*Task objective*. Your output should repeat the entries below exactly. It should contain no images.

*Data to process*.
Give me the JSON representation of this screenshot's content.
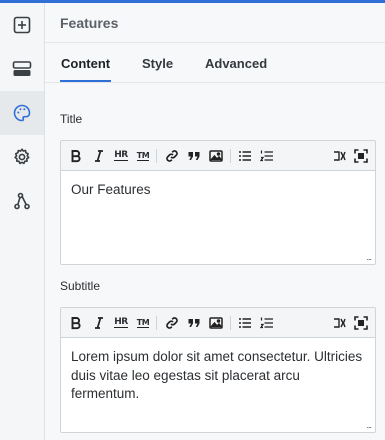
{
  "panel": {
    "title": "Features"
  },
  "tabs": [
    {
      "label": "Content",
      "active": true
    },
    {
      "label": "Style",
      "active": false
    },
    {
      "label": "Advanced",
      "active": false
    }
  ],
  "rail": [
    {
      "icon": "add-block-icon"
    },
    {
      "icon": "layout-icon"
    },
    {
      "icon": "palette-icon",
      "active": true
    },
    {
      "icon": "gear-icon"
    },
    {
      "icon": "git-branch-icon"
    }
  ],
  "fields": {
    "title": {
      "label": "Title",
      "value": "Our Features"
    },
    "subtitle": {
      "label": "Subtitle",
      "value": "Lorem ipsum dolor sit amet consectetur. Ultricies duis vitae leo egestas sit placerat arcu fermentum."
    }
  },
  "toolbar": {
    "hr": "HR",
    "tm": "TM",
    "resize_glyph": "..."
  },
  "colors": {
    "accent": "#2f6fd6",
    "rail_bg": "#f5f6f7",
    "panel_bg": "#f7f8f9"
  }
}
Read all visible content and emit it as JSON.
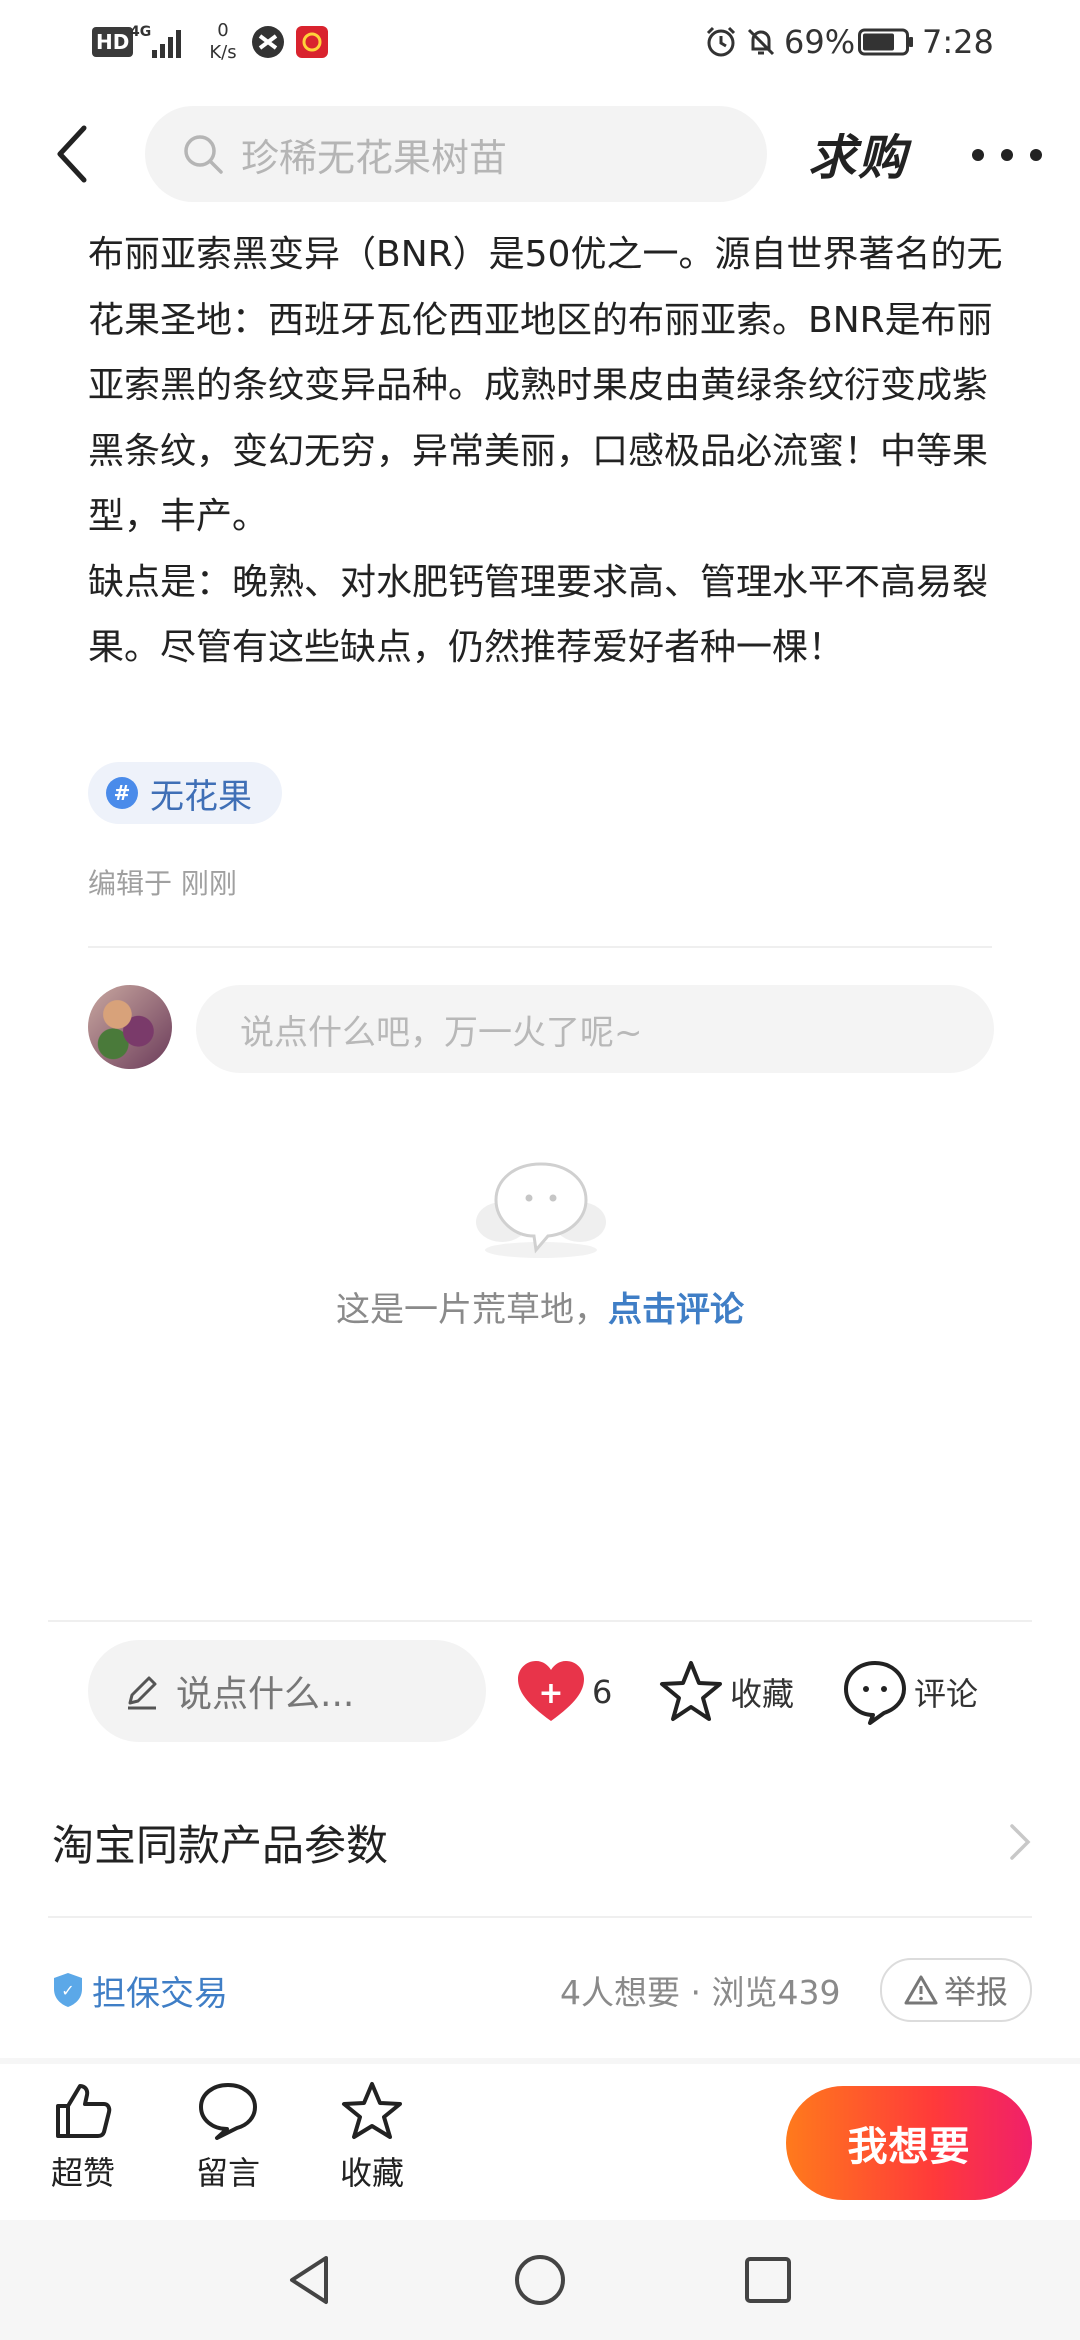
{
  "status_bar": {
    "hd": "HD",
    "network": "4G",
    "net_speed_value": "0",
    "net_speed_unit": "K/s",
    "battery_percent": "69%",
    "time": "7:28"
  },
  "top_nav": {
    "search_placeholder": "珍稀无花果树苗",
    "title": "求购"
  },
  "post": {
    "paragraph_1": "布丽亚索黑变异（BNR）是50优之一。源自世界著名的无花果圣地：西班牙瓦伦西亚地区的布丽亚索。BNR是布丽亚索黑的条纹变异品种。成熟时果皮由黄绿条纹衍变成紫黑条纹，变幻无穷，异常美丽，口感极品必流蜜！中等果型，丰产。",
    "paragraph_2": "缺点是：晚熟、对水肥钙管理要求高、管理水平不高易裂果。尽管有这些缺点，仍然推荐爱好者种一棵！",
    "tag_symbol": "#",
    "tag": "无花果",
    "edited": "编辑于 刚刚"
  },
  "comments": {
    "input_placeholder": "说点什么吧，万一火了呢~",
    "empty_text": "这是一片荒草地，",
    "empty_link": "点击评论"
  },
  "action_bar": {
    "say_placeholder": "说点什么...",
    "want_label": "6",
    "fav_label": "收藏",
    "comment_label": "评论"
  },
  "taobao": {
    "title": "淘宝同款产品参数"
  },
  "guarantee": {
    "label": "担保交易",
    "stats": "4人想要 · 浏览439",
    "report": "举报"
  },
  "bottom_bar": {
    "like": "超赞",
    "message": "留言",
    "favorite": "收藏",
    "want_button": "我想要"
  },
  "colors": {
    "link_blue": "#3f7ec6",
    "want_gradient_start": "#ff7a1c",
    "want_gradient_end": "#f0206a",
    "heart_red": "#e8344a"
  }
}
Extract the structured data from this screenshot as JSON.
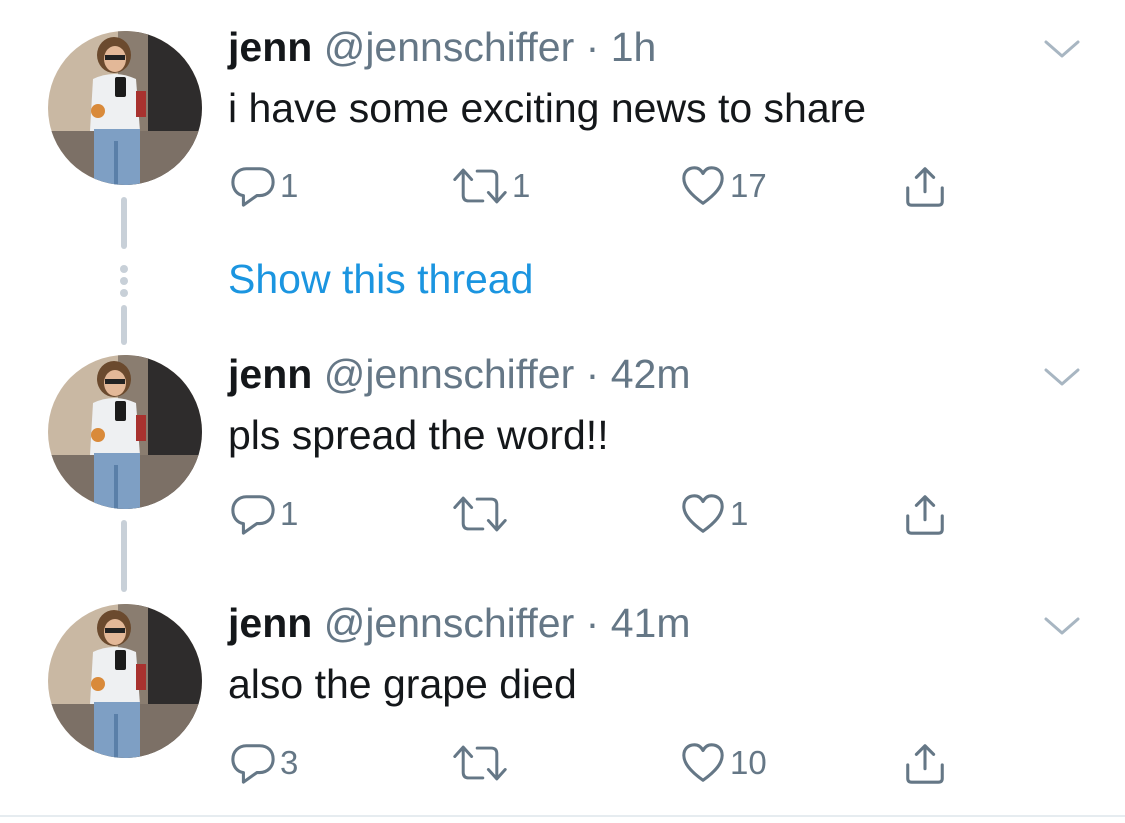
{
  "thread_link": {
    "label": "Show this thread"
  },
  "tweets": [
    {
      "name": "jenn",
      "handle": "@jennschiffer",
      "separator": "·",
      "time": "1h",
      "text": "i have some exciting news to share",
      "replies": "1",
      "retweets": "1",
      "likes": "17"
    },
    {
      "name": "jenn",
      "handle": "@jennschiffer",
      "separator": "·",
      "time": "42m",
      "text": "pls spread the word!!",
      "replies": "1",
      "retweets": "",
      "likes": "1"
    },
    {
      "name": "jenn",
      "handle": "@jennschiffer",
      "separator": "·",
      "time": "41m",
      "text": "also the grape died",
      "replies": "3",
      "retweets": "",
      "likes": "10"
    }
  ],
  "icons": {
    "reply": "reply-icon",
    "retweet": "retweet-icon",
    "like": "heart-icon",
    "share": "share-icon",
    "more": "chevron-down-icon"
  },
  "colors": {
    "icon_gray": "#657786",
    "link_blue": "#1b95e0",
    "text": "#14171a",
    "thread_line": "#c8d0d8"
  }
}
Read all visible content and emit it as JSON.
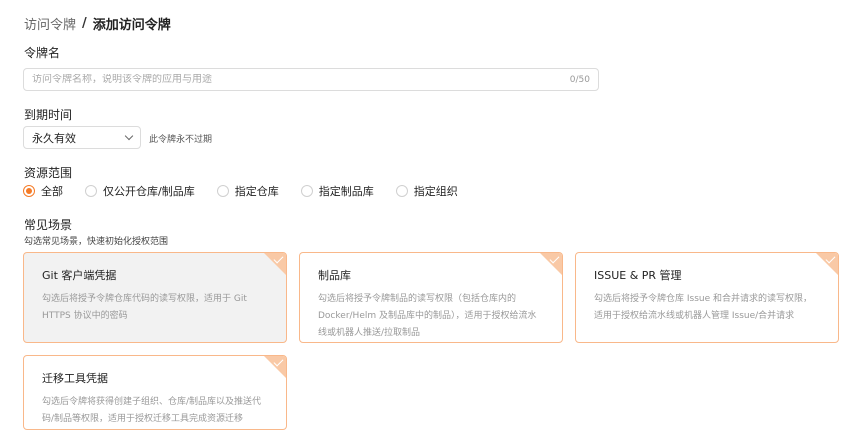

*Task result*.
Give me the JSON representation of this screenshot's content.
{
  "panel": {
    "title": "Features"
  },
  "tabs": [
    {
      "label": "Content",
      "active": true
    },
    {
      "label": "Style",
      "active": false
    },
    {
      "label": "Advanced",
      "active": false
    }
  ],
  "rail": [
    {
      "icon": "add-block-icon"
    },
    {
      "icon": "layout-icon"
    },
    {
      "icon": "palette-icon",
      "active": true
    },
    {
      "icon": "gear-icon"
    },
    {
      "icon": "git-branch-icon"
    }
  ],
  "fields": {
    "title": {
      "label": "Title",
      "value": "Our Features"
    },
    "subtitle": {
      "label": "Subtitle",
      "value": "Lorem ipsum dolor sit amet consectetur. Ultricies duis vitae leo egestas sit placerat arcu fermentum."
    }
  },
  "toolbar": {
    "hr": "HR",
    "tm": "TM",
    "resize_glyph": "..."
  },
  "colors": {
    "accent": "#2f6fd6",
    "rail_bg": "#f5f6f7",
    "panel_bg": "#f7f8f9"
  }
}
Read all visible content and emit it as JSON.
{
  "status_bar": {
    "hd": "HD",
    "network": "4G",
    "net_speed_value": "0",
    "net_speed_unit": "K/s",
    "battery_percent": "69%",
    "time": "7:28"
  },
  "top_nav": {
    "search_placeholder": "珍稀无花果树苗",
    "title": "求购"
  },
  "post": {
    "paragraph_1": "布丽亚索黑变异（BNR）是50优之一。源自世界著名的无花果圣地：西班牙瓦伦西亚地区的布丽亚索。BNR是布丽亚索黑的条纹变异品种。成熟时果皮由黄绿条纹衍变成紫黑条纹，变幻无穷，异常美丽，口感极品必流蜜！中等果型，丰产。",
    "paragraph_2": "缺点是：晚熟、对水肥钙管理要求高、管理水平不高易裂果。尽管有这些缺点，仍然推荐爱好者种一棵！",
    "tag_symbol": "#",
    "tag": "无花果",
    "edited": "编辑于 刚刚"
  },
  "comments": {
    "input_placeholder": "说点什么吧，万一火了呢~",
    "empty_text": "这是一片荒草地，",
    "empty_link": "点击评论"
  },
  "action_bar": {
    "say_placeholder": "说点什么...",
    "want_label": "6",
    "fav_label": "收藏",
    "comment_label": "评论"
  },
  "taobao": {
    "title": "淘宝同款产品参数"
  },
  "guarantee": {
    "label": "担保交易",
    "stats": "4人想要 · 浏览439",
    "report": "举报"
  },
  "bottom_bar": {
    "like": "超赞",
    "message": "留言",
    "favorite": "收藏",
    "want_button": "我想要"
  },
  "colors": {
    "link_blue": "#3f7ec6",
    "want_gradient_start": "#ff7a1c",
    "want_gradient_end": "#f0206a",
    "heart_red": "#e8344a"
  }
}
Extract the structured data from this screenshot as JSON.
{
  "thread_link": {
    "label": "Show this thread"
  },
  "tweets": [
    {
      "name": "jenn",
      "handle": "@jennschiffer",
      "separator": "·",
      "time": "1h",
      "text": "i have some exciting news to share",
      "replies": "1",
      "retweets": "1",
      "likes": "17"
    },
    {
      "name": "jenn",
      "handle": "@jennschiffer",
      "separator": "·",
      "time": "42m",
      "text": "pls spread the word!!",
      "replies": "1",
      "retweets": "",
      "likes": "1"
    },
    {
      "name": "jenn",
      "handle": "@jennschiffer",
      "separator": "·",
      "time": "41m",
      "text": "also the grape died",
      "replies": "3",
      "retweets": "",
      "likes": "10"
    }
  ],
  "icons": {
    "reply": "reply-icon",
    "retweet": "retweet-icon",
    "like": "heart-icon",
    "share": "share-icon",
    "more": "chevron-down-icon"
  },
  "colors": {
    "icon_gray": "#657786",
    "link_blue": "#1b95e0",
    "text": "#14171a",
    "thread_line": "#c8d0d8"
  }
}
Read all visible content and emit it as JSON.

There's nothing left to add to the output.